Life Tribute for Tye Noorda
by Brent Noorda, Son
delivered at the Tye Noorda Funeral, April 10, 2014
We Noorda children used to give THE BEST 2-1/2 minute talks. Our speeches were deep and insightful, thought provoking and funny. We would practice and practice until we had memorized not only every word, but also every nuance of delivery. We .. knew .. when .. to .. talk .. slow, we-knew-when-to-talk-fast, we’d could masterfully wield the pregnant…. pause.
We were so good that the other kids resented us for raising the bar too high.
But that was then, when we had Mom, the master speechifier, to write our talks and coach us through our delivery. Now we Noorda children are on our own. Now, as I blunder my way through this speech, I realize that Mom’s passing is not just a loss for me, but a loss for everyone within the sound of my voice.
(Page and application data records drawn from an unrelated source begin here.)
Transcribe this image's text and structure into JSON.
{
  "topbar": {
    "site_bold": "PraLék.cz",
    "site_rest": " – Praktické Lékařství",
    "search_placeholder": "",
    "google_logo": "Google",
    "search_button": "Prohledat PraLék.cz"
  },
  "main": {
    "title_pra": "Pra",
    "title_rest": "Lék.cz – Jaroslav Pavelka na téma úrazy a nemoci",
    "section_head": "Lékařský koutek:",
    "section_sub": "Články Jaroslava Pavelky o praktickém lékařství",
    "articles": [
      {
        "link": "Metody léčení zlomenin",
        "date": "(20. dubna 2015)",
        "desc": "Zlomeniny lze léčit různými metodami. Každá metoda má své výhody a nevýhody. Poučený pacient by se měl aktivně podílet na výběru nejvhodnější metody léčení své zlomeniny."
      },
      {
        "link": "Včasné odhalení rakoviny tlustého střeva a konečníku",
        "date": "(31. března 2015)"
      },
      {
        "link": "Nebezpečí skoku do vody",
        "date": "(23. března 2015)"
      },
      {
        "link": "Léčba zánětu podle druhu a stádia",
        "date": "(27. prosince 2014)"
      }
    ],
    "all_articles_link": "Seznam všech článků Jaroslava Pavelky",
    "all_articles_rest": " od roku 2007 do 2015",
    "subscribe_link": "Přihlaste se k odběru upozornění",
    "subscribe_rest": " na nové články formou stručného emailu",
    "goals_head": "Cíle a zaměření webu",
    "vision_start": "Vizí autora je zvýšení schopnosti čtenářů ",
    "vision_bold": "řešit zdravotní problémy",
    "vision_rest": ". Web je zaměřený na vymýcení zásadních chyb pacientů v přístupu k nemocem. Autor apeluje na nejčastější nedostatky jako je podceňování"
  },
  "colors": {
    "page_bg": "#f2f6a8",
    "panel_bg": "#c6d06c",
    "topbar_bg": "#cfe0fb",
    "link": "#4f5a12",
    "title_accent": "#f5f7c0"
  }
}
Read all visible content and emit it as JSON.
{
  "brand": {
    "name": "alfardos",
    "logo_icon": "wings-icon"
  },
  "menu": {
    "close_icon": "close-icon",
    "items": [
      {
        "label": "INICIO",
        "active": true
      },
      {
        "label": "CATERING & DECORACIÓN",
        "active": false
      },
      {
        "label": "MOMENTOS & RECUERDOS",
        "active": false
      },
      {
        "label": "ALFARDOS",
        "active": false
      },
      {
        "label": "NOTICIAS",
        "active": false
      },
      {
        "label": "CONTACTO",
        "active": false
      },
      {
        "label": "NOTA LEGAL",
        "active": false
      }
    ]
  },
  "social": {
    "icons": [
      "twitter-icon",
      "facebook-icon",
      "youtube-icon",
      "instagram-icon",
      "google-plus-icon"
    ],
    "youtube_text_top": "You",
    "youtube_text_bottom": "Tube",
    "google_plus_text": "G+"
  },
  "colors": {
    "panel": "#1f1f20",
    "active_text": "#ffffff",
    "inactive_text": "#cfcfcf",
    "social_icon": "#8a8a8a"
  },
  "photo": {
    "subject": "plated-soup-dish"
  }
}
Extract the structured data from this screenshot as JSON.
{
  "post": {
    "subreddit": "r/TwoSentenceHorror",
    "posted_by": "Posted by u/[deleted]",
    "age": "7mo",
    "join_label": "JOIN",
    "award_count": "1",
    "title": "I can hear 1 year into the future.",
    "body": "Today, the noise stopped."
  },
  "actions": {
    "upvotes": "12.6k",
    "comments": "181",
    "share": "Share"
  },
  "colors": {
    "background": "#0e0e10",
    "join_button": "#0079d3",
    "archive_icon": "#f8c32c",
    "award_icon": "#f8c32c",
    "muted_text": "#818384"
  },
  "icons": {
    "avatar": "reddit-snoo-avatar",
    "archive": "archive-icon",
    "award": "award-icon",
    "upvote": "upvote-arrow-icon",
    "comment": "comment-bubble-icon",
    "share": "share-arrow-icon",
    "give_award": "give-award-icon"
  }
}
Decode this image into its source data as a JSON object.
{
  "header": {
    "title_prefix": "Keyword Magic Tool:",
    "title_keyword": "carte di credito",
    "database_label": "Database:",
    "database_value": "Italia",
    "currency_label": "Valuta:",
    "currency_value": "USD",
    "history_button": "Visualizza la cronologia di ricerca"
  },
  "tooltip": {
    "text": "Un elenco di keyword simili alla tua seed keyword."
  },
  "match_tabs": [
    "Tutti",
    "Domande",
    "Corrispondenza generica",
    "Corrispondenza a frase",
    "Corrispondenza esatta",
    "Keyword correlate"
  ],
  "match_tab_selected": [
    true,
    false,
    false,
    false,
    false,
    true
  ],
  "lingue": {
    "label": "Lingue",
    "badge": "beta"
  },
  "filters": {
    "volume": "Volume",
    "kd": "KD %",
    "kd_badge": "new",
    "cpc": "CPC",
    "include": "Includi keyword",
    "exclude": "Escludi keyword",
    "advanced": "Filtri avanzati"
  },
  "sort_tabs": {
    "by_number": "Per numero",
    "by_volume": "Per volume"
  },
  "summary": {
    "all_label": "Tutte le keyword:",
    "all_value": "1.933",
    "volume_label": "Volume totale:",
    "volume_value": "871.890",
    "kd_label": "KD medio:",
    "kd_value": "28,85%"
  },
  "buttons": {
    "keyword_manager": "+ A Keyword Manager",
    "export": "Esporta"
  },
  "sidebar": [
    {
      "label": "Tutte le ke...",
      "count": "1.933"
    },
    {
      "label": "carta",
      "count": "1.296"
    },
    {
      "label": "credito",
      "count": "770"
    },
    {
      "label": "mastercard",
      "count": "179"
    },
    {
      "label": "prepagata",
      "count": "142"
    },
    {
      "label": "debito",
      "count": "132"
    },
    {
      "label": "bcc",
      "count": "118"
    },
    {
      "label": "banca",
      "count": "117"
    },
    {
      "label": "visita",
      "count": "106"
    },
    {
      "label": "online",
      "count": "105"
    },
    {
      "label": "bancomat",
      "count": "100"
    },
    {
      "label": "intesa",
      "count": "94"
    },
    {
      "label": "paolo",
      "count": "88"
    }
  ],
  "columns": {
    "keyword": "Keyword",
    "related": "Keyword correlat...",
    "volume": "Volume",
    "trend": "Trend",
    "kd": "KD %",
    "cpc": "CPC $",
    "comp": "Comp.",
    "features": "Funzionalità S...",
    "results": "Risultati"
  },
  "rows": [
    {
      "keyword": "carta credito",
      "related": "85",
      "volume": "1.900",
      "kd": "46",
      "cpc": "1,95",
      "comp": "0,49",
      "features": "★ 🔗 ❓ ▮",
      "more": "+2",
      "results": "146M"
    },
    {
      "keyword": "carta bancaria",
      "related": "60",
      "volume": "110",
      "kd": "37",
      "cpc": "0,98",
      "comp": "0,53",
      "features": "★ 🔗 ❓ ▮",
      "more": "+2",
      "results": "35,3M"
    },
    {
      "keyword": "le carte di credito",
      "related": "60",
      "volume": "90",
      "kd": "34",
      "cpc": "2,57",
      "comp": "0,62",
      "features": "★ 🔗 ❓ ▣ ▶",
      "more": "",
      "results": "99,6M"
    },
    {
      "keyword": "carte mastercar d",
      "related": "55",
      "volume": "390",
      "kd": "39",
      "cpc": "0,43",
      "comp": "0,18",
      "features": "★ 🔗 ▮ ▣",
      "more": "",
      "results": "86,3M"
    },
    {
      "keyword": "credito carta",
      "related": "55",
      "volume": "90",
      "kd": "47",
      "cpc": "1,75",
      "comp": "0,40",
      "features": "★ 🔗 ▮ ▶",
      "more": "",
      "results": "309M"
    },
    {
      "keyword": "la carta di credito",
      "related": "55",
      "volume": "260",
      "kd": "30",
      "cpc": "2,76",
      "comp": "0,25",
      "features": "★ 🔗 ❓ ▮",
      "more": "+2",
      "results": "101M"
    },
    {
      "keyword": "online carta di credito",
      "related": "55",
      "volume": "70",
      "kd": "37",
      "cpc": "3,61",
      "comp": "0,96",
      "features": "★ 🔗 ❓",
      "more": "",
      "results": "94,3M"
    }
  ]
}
We all know Mom was an extremely talented dramatic artist. We might not all know that she honed her skills as a young girl, singing and dancing for the chickens she fed on her little family farm in Freedom, Utah.
Sometimes a chicken would be gone and she assumed it had run away. And sometimes her Dad came walking home from elsewhere with a dead chicken, already cleanly plucked for dinner. But it was a long time before she realized that those “runaway” chickens were the same ones her father was bringing home, and that she was eating her biggest fans.
So that’s how Mom achieved her first claim to fame: by becoming the first person in show biz to ever say of her audience, “We were killen ‘em out there.”
I believe Mom was at her best when she was helping others to perform.
One of my favorites from this book is “They’ll Never Know.” It’s sung by a child with learning disabilities, who is not quite able to fit in.
But, who doesn’t have learning disabilities? Who doesn’t sometimes feel they don’t fit in?
Anyway, it goes like this:
They’ll never know what it’s like to be me.
They’ll never know what it’s like to be me.
Hoping every day something good will come my way
so that everything will change for me and soon I will be
going where the others go,
knowing all the others know,
seeing like the others see,
just being like the others be.
They’ll never know what it’s like,
they’ll never know, just me.
That song is from Mom’s musical play, “Experience”, which came together over 20 years from conception to first performance at the SCERA Showhouse. Even so, it’s a work that I don’t think she completed until very, very recently.
The play “Experience” deals with a spiritual theme at the root of Mom’s testimony. Mom believed, and told us again and again, that our earthly life is for us to gather experience, to learn from experience, to overcome experience, and that God provides for us the experiences that each of us needs.
Mom went through many, many experience in her 90 years. Whether the experiences were good, bad, or perplexing, Mom relied on her faith, her endless hard work, her intelligence and creativity, and her amazing husband, to plow right through them.
But more than a decade ago Dad’s Alzheimer’s was pretty severe. Then she lost her daughter. About eight years ago, Dad died. What a loss! For once, it seemed that some experiences might be too hard to handle. More recently, Mom has had to experience some serious mental and physical changes of her own.
Throughout this period, Mom continued to talk about Experience. “Life is for Experience” she would still say, but now it was often followed by a question: “Why must I go through these experiences? Why these experiences?”
Well, Mom, I have a theory: In the past few years, along with the negative changes, there have been positive changes as well.
Why did you start to do these playful things? Why did you, the woman who was always so productive, the woman who never ever took a vacation, who never splurged though she controlled a fortune, whose motto was put to music with the catchy song “Work, Work, Work”… Why did you start to dance and sing and play?
Because it was fun . You did these things because they were fun.
Mom, to answer your question “why did I have to go through this last decade of experience?” Because, Mom, you needed to learn to have good, pure, unadulterated fun, with no other purpose except for joy.
I only realized this a few nights ago. Walking back from a taqueria, with no clue what to say today, I kept remembering the new phrase Mom had begun using in recent years. At the end of every phone conversation she had begun to say: “Have fun while you’re young.” She said it to me a thousand times. “Have fun while you’re young.”
And suddenly I understood. Experience had finally taught Mom the importance of FUN, and she had been trying to get it through my thick skull that I shouldn’t wait as long as she had to figure this out.
Having experienced and learned, and hopefully taught, that final lesson, I think Mom’s time here was through, and so she left us.
There are a lot of teachings for us in [THIS COMPILATION] Mom left behind. But her final lesson never made it into this book, so I’m telling you now. “Have fun while you’re young.” Have fun while you’re old. Have fun. Everybody, seriously: have fun.
Love ya, Mom. Have fun.